And, as we also wrote before, Romney promises his tax plan will be offset by reducing tax deductions and credits and won’t add to the deficit — so he is not proposing “a massive new $5 trillion tax cut.”
Technology has made it possible for campaigns to push out their message in a lot of new ways. Reuters reported that a Virginia-based Republican advertising firm, ccAdvertising, appeared to have found a legal loophole allowing it to send out a flood of unsolicited anti-Obama text messages.
The texts could actually cost the receiver of them money if they don’t have an unlimited data plan, Reuters noted. On top of that, they might be paying for political messages that aren’t accurate.
Reuters correspondent Alina Selyukh provided us with a list of 11 different text messages passed on to her by colleagues who had received them. They deal with a variety of topics ranging from taxes, to debt, to abortion. We chose two to point out that they also contain misleading information.
The first is a text that claims, “The average American pays at least $2000 more in taxes than 4 years ago. STOP OBAMA!” That’s not accurate. Income tax rates have remained unchanged under Obama, and there have been two notable tax breaks that have benefited average Americans.
As we have noted before when Republicans made misleading claims about the president raising taxes on middle-income people, Obama’s 2 percentage point reduction in the Social Security payroll tax started in 2011, and is scheduled to continue through the end of 2012. The cut is equal to $1,000 this year for a worker making $50,000 a year — or as much as $2,202 to any worker earning at least the maximum taxable level of wages or salary ($110,100 for 2012). Prior to that, he signed the stimulus bill into law, which included the “Making Work Pay” tax credit that benefited nearly all working families, and was in effect from 2009 through 2010. That credit was worth a maximum of $400 per person, or $800 for couples during those years.
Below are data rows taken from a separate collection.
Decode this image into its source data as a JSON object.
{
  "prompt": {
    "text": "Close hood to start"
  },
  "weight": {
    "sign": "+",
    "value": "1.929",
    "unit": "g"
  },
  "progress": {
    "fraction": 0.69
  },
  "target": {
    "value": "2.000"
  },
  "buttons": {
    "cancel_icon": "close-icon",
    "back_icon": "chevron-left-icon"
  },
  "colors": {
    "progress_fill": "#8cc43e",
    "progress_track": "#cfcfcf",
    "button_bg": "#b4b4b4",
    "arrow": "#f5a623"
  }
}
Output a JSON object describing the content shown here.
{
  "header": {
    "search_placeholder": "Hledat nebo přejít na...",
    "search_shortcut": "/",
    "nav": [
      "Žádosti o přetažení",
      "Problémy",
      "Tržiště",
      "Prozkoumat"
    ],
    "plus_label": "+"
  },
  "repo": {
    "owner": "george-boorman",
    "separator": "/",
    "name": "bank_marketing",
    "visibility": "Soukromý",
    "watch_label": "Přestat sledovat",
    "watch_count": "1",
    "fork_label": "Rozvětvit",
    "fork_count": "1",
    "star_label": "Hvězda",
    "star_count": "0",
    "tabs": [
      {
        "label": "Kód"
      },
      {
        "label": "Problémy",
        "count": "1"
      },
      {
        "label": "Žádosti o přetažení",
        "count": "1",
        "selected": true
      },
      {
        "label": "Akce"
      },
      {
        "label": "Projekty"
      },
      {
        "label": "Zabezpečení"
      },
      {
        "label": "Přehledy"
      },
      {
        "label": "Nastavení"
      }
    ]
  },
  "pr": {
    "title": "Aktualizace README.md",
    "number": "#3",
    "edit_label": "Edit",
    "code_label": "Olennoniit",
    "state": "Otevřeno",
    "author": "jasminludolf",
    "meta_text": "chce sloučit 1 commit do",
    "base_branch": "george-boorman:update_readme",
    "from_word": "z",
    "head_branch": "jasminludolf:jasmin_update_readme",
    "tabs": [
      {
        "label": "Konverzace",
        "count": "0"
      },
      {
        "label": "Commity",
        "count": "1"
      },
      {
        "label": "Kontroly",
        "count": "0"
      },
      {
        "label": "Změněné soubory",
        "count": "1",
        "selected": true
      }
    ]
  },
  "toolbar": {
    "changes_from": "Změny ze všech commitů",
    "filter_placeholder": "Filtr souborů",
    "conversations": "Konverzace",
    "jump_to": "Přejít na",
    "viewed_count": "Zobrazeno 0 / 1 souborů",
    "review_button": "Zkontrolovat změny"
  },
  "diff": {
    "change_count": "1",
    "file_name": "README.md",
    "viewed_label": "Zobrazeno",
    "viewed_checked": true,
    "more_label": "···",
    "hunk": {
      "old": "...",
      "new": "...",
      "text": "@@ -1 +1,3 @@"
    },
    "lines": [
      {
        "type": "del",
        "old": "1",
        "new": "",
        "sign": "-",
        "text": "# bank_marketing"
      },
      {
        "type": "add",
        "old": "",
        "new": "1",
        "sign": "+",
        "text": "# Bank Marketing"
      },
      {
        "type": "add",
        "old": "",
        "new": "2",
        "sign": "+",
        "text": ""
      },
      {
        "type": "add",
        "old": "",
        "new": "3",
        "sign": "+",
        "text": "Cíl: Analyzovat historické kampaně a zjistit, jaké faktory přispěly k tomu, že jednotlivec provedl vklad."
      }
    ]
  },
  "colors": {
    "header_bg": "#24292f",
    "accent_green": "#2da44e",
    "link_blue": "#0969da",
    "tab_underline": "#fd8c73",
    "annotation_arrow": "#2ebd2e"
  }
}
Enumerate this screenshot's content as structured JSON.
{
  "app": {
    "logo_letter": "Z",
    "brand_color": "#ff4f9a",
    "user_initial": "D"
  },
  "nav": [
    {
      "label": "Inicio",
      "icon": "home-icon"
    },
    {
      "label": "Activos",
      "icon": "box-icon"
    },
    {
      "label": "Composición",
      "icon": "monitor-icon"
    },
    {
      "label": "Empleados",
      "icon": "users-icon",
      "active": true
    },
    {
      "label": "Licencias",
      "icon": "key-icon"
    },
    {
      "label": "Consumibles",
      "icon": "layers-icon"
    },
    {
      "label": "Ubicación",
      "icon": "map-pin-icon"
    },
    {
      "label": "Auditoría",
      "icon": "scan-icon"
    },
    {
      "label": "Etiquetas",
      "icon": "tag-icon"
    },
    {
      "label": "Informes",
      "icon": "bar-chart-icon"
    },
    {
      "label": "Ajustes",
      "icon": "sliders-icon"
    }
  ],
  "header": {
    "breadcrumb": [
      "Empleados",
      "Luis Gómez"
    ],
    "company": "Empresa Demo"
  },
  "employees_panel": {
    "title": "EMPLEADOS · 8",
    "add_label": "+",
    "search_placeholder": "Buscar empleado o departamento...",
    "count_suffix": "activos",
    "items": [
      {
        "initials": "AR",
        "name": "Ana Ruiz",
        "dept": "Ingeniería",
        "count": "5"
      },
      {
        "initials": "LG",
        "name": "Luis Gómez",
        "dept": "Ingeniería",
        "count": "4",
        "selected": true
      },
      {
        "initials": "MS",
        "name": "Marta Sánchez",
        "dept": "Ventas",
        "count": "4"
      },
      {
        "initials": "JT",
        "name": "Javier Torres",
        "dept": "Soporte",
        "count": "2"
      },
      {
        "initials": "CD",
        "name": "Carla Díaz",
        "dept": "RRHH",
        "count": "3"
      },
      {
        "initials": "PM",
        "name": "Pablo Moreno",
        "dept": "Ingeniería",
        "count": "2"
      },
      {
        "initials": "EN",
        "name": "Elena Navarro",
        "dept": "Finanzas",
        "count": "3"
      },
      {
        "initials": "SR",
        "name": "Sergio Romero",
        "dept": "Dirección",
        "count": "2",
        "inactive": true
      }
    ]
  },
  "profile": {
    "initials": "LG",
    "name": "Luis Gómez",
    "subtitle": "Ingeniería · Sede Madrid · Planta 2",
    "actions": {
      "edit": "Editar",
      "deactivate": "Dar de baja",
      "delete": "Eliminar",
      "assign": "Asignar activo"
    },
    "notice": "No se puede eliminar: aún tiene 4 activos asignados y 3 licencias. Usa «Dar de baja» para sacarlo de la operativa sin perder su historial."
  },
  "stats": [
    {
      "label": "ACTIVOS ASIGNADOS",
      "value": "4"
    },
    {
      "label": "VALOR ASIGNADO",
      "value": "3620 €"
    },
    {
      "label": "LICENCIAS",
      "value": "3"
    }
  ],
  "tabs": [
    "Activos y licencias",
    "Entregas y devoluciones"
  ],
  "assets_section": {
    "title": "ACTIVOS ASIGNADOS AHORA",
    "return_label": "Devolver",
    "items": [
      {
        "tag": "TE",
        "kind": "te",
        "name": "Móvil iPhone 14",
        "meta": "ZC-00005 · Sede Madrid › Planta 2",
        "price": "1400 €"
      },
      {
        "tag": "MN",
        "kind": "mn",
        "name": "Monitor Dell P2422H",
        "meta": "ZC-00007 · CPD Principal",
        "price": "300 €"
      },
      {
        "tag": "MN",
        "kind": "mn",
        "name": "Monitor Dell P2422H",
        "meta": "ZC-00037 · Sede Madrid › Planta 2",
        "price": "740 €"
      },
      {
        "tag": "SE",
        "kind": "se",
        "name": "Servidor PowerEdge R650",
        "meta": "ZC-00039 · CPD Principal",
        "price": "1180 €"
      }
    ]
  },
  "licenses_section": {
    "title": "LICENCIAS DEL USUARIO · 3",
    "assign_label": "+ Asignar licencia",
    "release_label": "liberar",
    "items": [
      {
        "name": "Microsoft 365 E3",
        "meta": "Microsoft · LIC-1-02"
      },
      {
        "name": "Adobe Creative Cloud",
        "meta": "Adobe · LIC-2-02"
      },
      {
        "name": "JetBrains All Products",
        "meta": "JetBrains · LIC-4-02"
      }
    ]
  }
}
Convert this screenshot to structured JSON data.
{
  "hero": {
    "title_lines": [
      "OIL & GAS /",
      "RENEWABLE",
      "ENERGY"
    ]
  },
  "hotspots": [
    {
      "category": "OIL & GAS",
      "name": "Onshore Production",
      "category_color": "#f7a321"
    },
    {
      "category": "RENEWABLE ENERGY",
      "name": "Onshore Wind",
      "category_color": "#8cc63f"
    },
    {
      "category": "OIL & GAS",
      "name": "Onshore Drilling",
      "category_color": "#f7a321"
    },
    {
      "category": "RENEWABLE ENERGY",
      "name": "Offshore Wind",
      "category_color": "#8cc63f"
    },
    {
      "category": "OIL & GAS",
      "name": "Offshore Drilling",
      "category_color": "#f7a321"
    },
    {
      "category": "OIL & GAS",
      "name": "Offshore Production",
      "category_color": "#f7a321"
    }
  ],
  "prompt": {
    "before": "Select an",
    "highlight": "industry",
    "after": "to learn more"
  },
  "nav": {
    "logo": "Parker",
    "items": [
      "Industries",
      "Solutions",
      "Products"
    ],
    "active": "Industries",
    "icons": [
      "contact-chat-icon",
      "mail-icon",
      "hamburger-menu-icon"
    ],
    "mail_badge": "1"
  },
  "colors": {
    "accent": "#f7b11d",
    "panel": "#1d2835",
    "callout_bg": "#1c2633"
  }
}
According to data from the nonpartisan Tax Policy Center, those in the middle quintile of cash income in 2008, the year before Obama took office, had an average income of $46,943, and had an average federal tax burden of $6,549. The average rate they paid was 14 percent.
In 2012, the average income for those in the middle income group rose to $50,863, and they paid an average federal tax burden of $7,165. But the average rate was almost identical, 14.1 percent.
So, the average federal tax burden for people in the middle quintile went up by $616. But their average income also rose by $3,920. More important, the rate was nearly identical.
Another text from the group made contradictory claims. One stated, “Medicare goes bankrupt in 4000 days while Obama plays politics with senior health.” Another said, “Seniors cant afford to have 4 more years of Obama budget cuts to Medicare.”
As we noted above, Obama’s health care law proposes to reduce the future growth of Medicare spending by $716 billion over the next 10 years. That will extend the solvency of the program by eight years, from 2016 to 2024.
Romney proposes to repeal those cuts along with the rest of the new health care law (although his running mate, Rep. Paul Ryan, as chairman of the House Budget Committee, proposed to keep those same cuts, applying the savings to different ends). Romney’s plan would, in effect, return Medicare’s insolvency deadline back to 2016. So, it is contradictory for the texts to fault Obama both for making cuts to the growth of Medicare while at the same time warning that he is doing nothing about the pending insolvency of the program.
The Hill reported that GoDaddy, a domain registrar, suspended the firm’s websites a day after the text messages started going out.
— Eugene Kiely, Robert Farley and Ben Finley